**GOAL OF THE EXERCISE:** Every line in the listing below that holds the word "Google" should be returned.
******
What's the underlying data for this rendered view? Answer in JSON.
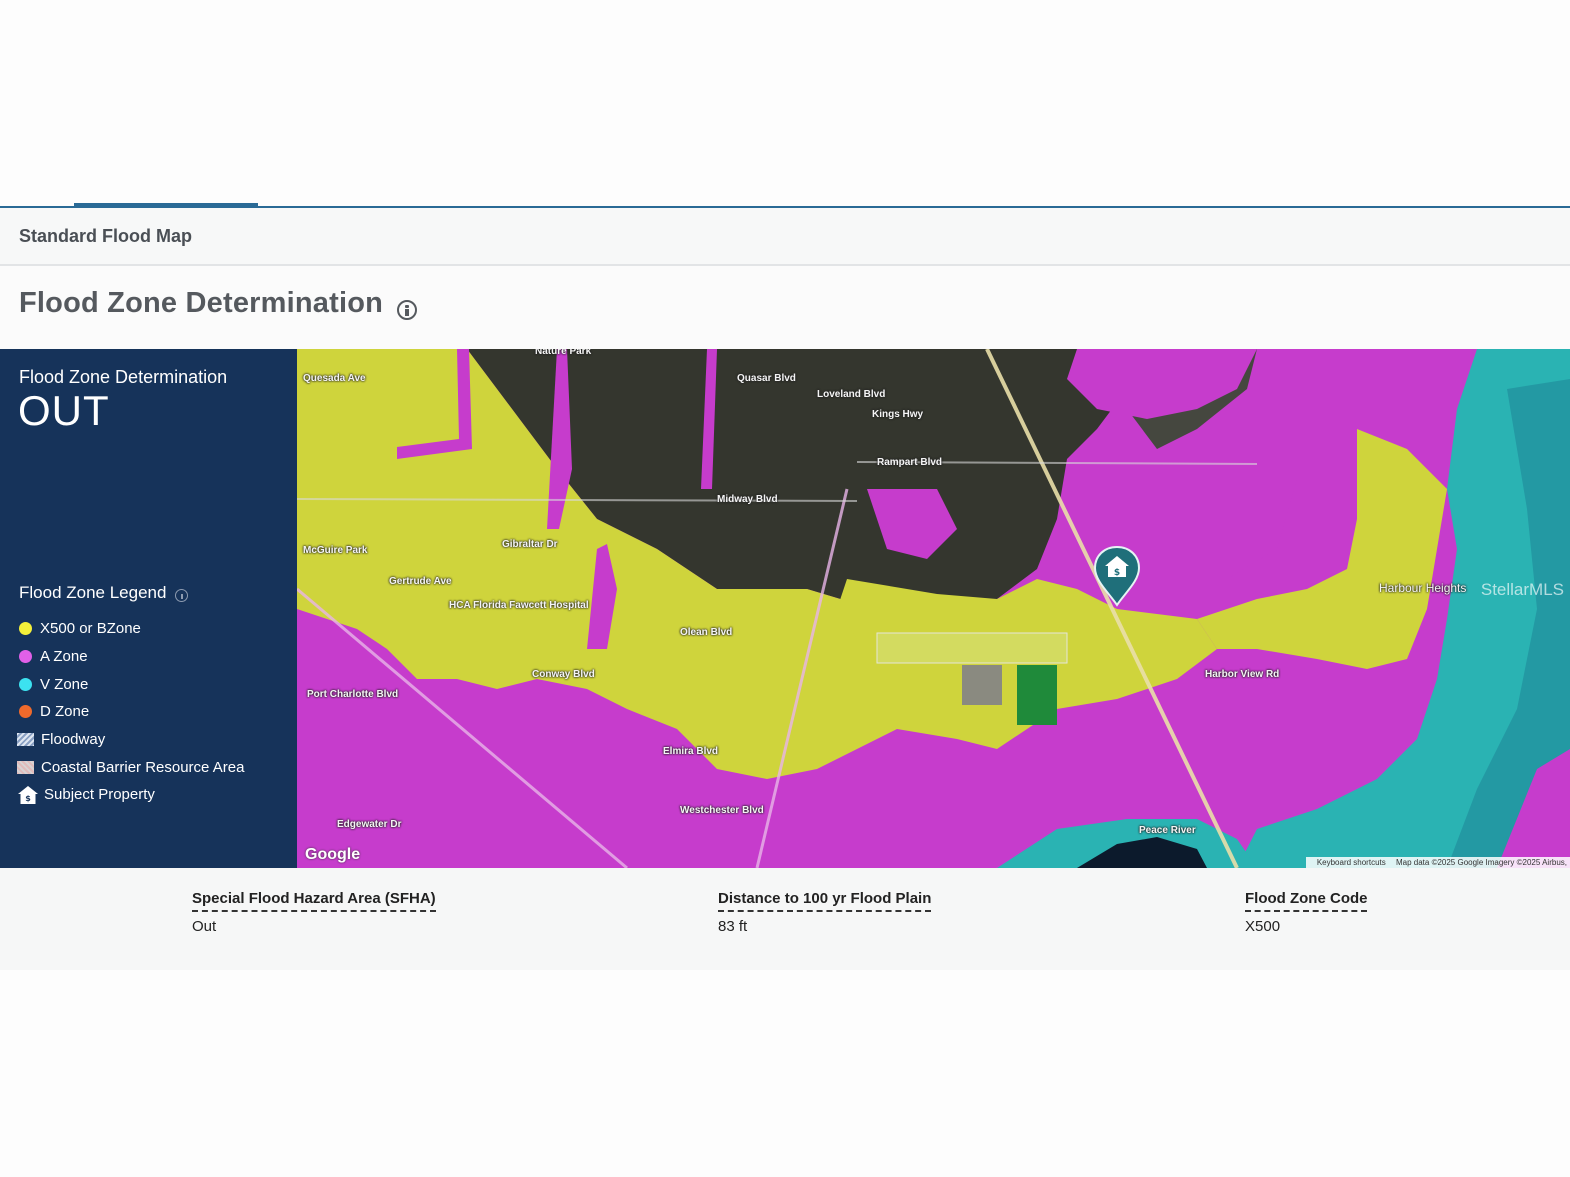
{
  "tabs": {
    "active_label": "Standard Flood Map"
  },
  "header": {
    "title": "Flood Zone Determination"
  },
  "panel": {
    "determination_label": "Flood Zone Determination",
    "determination_value": "OUT",
    "legend_title": "Flood Zone Legend",
    "legend": [
      {
        "label": "X500 or BZone",
        "color": "#f4f03a",
        "icon": "yellow-dot"
      },
      {
        "label": "A Zone",
        "color": "#e060e8",
        "icon": "magenta-dot"
      },
      {
        "label": "V Zone",
        "color": "#3ce2f0",
        "icon": "cyan-dot"
      },
      {
        "label": "D Zone",
        "color": "#ef6a2c",
        "icon": "orange-dot"
      },
      {
        "label": "Floodway",
        "icon": "hatch-swatch"
      },
      {
        "label": "Coastal Barrier Resource Area",
        "icon": "crosshatch-swatch"
      },
      {
        "label": "Subject Property",
        "icon": "house-icon"
      }
    ]
  },
  "map": {
    "labels": [
      "Nature Park",
      "Quesada Ave",
      "Quasar Blvd",
      "Midway Blvd",
      "Rampart Blvd",
      "McGuire Park",
      "Gertrude Ave",
      "HCA Florida Fawcett Hospital",
      "Olean Blvd",
      "Elmira Blvd",
      "Westchester Blvd",
      "Harbour Heights",
      "Peace River",
      "Harbor View Rd",
      "Loveland Blvd",
      "Kings Hwy",
      "Gibraltar Dr",
      "Conway Blvd",
      "Port Charlotte Blvd",
      "Edgewater Dr"
    ],
    "google_logo": "Google",
    "attribution_shortcuts": "Keyboard shortcuts",
    "attribution_data": "Map data ©2025 Google Imagery ©2025 Airbus,",
    "watermark": "StellarMLS"
  },
  "summary": {
    "sfha_label": "Special Flood Hazard Area (SFHA)",
    "sfha_value": "Out",
    "distance_label": "Distance to 100 yr Flood Plain",
    "distance_value": "83 ft",
    "code_label": "Flood Zone Code",
    "code_value": "X500"
  },
  "colors": {
    "accent": "#2a6a96",
    "panel_bg": "#16335a",
    "zone_x500": "#d9de3a",
    "zone_a": "#c63ccc",
    "zone_v": "#2ab3b3"
  }
}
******
**TASK OUTPUT:**
    "google_logo": "Google",
    "attribution_data": "Map data ©2025 Google Imagery ©2025 Airbus,",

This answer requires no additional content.